06/20/2022 | Closed in honor of Juneteenth
Officially known as Emancipation Day and also called Juneteenth Independence Day and Freedom Day, Juneteenth is a portmanteau word for June and nineteenth and commemorates the June 19th, 1865 announcement of the abolition of slavery in Texas and the emancipation of African-American slaves throughout the Confederate South.
History of Juneteenth
On January 1st, 1863, Abraham Lincoln declared the end of slavery with the Emancipation Proclamation. Two and half years later, and two months after the end of the Civil War, Union troops arrived in Galveston on June 19th, 1865 to find that news of the proclamation had not yet reached Galveston and that people were still being held as slaves in Texas.
The leader of the Union Troops, General Gordon Granger then formally announced the emancipation from the balcony of the former Confederate Army headquarters.
The reason why the news about the emancipation took so long to reach Texas is subject to speculation. One theory is that the messenger who was originally sent with the news had been killed before he reached Texas. A more likely scenario is that the local slave owners simply held onto the information, ignoring the emancipation order.
Although the news of the emancipation reached towns at different times across the South, there was a collective decision to recognize 19th June as the date of the emancipation. The date of the proclamation itself (January 1st) wasn’t considered as the people wanted to mark the date when the slaves’ lives were actually affected by the new freedom.
The annual commemoration of this date, which became known as Juneteenth, was seen as a stabilizing and motivating presence in the lives of African-Americans in Texas, who despite their newly-acquired freedom, still faced many uncertainties and challenges.
While Juneteenth is the oldest known celebration commemorating the ending of slavery in the United States.
The Juneteenth flag was created in 1997 by Ben Haith, the founder of the National Juneteenth Celebration Foundation.
Each element represents a facet of freedom for Black Americans: The bursting outline around the star is inspired by a nova – a new star, representing a new beginning for the newly freed slaves.
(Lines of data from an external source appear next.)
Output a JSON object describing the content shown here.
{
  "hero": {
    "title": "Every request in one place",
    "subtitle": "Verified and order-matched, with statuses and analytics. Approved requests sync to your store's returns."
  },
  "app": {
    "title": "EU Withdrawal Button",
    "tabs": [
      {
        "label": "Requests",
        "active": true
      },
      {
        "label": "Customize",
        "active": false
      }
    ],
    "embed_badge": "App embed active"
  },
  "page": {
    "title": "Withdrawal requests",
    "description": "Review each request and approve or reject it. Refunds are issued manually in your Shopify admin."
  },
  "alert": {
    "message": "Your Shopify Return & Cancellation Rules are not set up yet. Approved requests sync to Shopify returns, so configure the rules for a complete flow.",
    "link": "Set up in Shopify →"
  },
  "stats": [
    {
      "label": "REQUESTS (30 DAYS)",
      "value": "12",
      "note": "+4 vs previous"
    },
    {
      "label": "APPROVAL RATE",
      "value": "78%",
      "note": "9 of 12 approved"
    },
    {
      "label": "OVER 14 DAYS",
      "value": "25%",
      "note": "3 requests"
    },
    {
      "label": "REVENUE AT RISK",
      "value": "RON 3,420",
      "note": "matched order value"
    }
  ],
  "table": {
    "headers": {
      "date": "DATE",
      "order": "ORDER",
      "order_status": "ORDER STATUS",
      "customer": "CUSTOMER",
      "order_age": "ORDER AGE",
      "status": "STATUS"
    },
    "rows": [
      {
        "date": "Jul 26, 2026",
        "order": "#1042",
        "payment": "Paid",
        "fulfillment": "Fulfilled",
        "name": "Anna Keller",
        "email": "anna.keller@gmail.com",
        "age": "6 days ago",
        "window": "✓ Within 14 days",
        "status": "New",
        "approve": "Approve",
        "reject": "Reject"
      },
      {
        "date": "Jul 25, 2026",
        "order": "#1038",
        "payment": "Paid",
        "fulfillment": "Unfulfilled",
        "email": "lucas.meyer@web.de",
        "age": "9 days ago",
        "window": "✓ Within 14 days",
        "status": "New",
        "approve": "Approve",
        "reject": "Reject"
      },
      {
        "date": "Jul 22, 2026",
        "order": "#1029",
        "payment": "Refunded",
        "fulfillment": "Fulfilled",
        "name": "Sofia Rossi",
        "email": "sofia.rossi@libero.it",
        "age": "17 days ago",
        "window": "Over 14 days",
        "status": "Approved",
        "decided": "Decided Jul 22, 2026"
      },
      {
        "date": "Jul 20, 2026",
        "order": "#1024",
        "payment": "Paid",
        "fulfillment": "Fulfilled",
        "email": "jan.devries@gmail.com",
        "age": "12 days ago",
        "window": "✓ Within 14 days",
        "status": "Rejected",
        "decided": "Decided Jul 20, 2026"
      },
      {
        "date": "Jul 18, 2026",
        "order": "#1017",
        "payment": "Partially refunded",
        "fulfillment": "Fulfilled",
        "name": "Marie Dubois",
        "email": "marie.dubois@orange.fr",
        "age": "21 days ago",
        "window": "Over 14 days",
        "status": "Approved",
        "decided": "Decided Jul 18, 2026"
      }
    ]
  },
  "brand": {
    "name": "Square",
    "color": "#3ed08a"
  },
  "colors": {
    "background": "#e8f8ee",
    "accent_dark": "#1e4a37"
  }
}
The white star in the center of the flag has a dual meaning, Haith said. It represents both Texas, and the Lone Star State, but also the freedom of all Black Americans in all 50 states. The curving arc across the width of the flag represents a new horizon: the opportunities and promises that lay ahead for Black Americans. The red, white and blue represent the American flag, a reminder that the enslaved people and their descendants were and are Americans.